Riverine colloids are important carriers of macronutrients, trace metals, and pollutants into marine waters. The aim of the current study was to extend the understanding of iron (Fe) and organic carbon (OC) colloids in boreal rivers and their fate at higher salinities. X-ray absorbance spectroscopy (XAS) and dynamic light scattering (DLS) were combined to explore Fe speciation and colloidal characteristics such as size and surface charge and how these are affected at increasing salinity. XAS confirmed the presence of two Fe phases in the river waters—Fe-organic matter (OM) complexes and Fe(oxy)hydroxides. From DLS measurements on filtered and unfiltered samples, three particle size distributions were identified. The smallest particles (10–40 nm) were positively charged and suggested to consist of essentially bare Fe(oxy)hydroxide nanoparticles.

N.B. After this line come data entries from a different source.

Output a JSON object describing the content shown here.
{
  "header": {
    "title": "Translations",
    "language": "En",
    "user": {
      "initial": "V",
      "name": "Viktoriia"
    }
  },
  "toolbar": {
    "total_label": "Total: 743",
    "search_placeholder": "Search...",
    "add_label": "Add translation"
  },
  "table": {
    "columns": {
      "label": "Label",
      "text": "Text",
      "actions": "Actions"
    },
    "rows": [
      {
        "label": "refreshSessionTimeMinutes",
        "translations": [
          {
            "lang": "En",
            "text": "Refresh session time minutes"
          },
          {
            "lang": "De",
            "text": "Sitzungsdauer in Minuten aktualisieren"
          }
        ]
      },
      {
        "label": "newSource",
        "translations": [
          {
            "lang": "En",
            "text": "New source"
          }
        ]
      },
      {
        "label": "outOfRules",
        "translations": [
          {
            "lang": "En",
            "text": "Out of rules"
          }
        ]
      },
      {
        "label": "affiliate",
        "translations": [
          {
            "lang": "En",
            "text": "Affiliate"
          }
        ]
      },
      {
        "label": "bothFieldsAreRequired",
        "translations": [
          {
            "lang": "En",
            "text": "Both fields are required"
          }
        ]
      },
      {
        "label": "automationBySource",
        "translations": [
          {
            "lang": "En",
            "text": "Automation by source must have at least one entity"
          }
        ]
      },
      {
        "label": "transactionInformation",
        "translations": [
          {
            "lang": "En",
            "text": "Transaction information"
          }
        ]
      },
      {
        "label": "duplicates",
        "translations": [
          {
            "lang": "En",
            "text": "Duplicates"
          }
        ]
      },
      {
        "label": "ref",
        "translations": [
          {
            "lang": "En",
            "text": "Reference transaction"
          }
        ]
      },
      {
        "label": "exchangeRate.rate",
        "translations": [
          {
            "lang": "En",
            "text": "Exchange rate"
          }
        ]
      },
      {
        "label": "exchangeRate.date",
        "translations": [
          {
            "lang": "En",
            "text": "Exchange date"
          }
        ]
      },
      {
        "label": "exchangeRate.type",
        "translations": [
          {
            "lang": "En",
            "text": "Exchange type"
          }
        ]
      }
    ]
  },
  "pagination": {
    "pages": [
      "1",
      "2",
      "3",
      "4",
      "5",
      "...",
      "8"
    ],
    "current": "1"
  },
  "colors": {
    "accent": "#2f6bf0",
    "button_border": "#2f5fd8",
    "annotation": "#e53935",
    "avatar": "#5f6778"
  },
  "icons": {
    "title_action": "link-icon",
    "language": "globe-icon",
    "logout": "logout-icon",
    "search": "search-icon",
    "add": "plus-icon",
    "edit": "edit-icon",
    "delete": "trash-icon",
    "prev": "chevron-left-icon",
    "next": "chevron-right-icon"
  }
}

The largest particles (300–900 nm) were dominated by Fe(oxy)hydroxides associated with chromophoric molecular matter. An intermediate size distribution (100–200 nm) with a negative surface charge was presumably dominated by OM and containing Fe-OM complexes. Increasing the salinity resulted in a removal of the smallest distribution. Unexpectedly, both the intermediate and largest size distributions were still detected at high salinity. The collective results suggest that Fe(oxy)hydroxides and Fe-OM complexes are both found across the wide size range studied and that colloidal size does not necessarily reflect either Fe speciation or stability toward salinity-induced aggregation. The findings further demonstrate that also particles beyond the typically studied <0.45-μm size range should be considered to fully understand the riverine transport and fate of macronutrients, trace metals, and pollutants.
- Fysikalisk kemi